▶ _Task description_
Repeat the entries below in full, with every character unchanged.

▶ _Source data_

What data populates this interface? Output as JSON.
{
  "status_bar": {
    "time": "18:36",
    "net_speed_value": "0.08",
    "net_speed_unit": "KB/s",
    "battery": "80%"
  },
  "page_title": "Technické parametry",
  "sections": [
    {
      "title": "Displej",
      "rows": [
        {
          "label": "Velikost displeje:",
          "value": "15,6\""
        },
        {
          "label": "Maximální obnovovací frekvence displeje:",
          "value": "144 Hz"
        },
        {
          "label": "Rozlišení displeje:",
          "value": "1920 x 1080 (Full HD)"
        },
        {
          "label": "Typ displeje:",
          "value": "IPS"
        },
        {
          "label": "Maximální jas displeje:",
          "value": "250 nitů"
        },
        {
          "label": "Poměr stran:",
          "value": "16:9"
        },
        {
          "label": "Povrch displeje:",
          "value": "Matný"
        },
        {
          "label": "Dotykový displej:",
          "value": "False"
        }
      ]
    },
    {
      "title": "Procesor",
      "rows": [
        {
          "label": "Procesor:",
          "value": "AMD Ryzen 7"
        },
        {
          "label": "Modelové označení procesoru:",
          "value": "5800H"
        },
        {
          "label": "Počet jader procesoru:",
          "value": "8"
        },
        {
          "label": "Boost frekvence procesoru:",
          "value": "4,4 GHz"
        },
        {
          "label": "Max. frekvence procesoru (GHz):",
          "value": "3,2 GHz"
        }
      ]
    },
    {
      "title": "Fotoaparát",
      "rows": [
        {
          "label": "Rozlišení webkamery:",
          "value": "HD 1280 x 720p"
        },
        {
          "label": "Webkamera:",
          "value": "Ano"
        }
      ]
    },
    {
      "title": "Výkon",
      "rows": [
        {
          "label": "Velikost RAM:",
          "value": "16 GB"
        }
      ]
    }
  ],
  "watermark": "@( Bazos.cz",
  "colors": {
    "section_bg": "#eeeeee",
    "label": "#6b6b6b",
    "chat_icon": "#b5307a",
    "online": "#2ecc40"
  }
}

▶ _Answer to this task_
What data populates this interface? Output as JSON.
{
  "status_bar": {
    "time": "18:36",
    "net_speed_value": "0.08",
    "net_speed_unit": "KB/s",
    "battery": "80%"
  },
  "page_title": "Technické parametry",
  "sections": [
    {
      "title": "Displej",
      "rows": [
        {
          "label": "Velikost displeje:",
          "value": "15,6\""
        },
        {
          "label": "Maximální obnovovací frekvence displeje:",
          "value": "144 Hz"
        },
        {
          "label": "Rozlišení displeje:",
          "value": "1920 x 1080 (Full HD)"
        },
        {
          "label": "Typ displeje:",
          "value": "IPS"
        },
        {
          "label": "Maximální jas displeje:",
          "value": "250 nitů"
        },
        {
          "label": "Poměr stran:",
          "value": "16:9"
        },
        {
          "label": "Povrch displeje:",
          "value": "Matný"
        },
        {
          "label": "Dotykový displej:",
          "value": "False"
        }
      ]
    },
    {
      "title": "Procesor",
      "rows": [
        {
          "label": "Procesor:",
          "value": "AMD Ryzen 7"
        },
        {
          "label": "Modelové označení procesoru:",
          "value": "5800H"
        },
        {
          "label": "Počet jader procesoru:",
          "value": "8"
        },
        {
          "label": "Boost frekvence procesoru:",
          "value": "4,4 GHz"
        },
        {
          "label": "Max. frekvence procesoru (GHz):",
          "value": "3,2 GHz"
        }
      ]
    },
    {
      "title": "Fotoaparát",
      "rows": [
        {
          "label": "Rozlišení webkamery:",
          "value": "HD 1280 x 720p"
        },
        {
          "label": "Webkamera:",
          "value": "Ano"
        }
      ]
    },
    {
      "title": "Výkon",
      "rows": [
        {
          "label": "Velikost RAM:",
          "value": "16 GB"
        }
      ]
    }
  ],
  "watermark": "@( Bazos.cz",
  "colors": {
    "section_bg": "#eeeeee",
    "label": "#6b6b6b",
    "chat_icon": "#b5307a",
    "online": "#2ecc40"
  }
}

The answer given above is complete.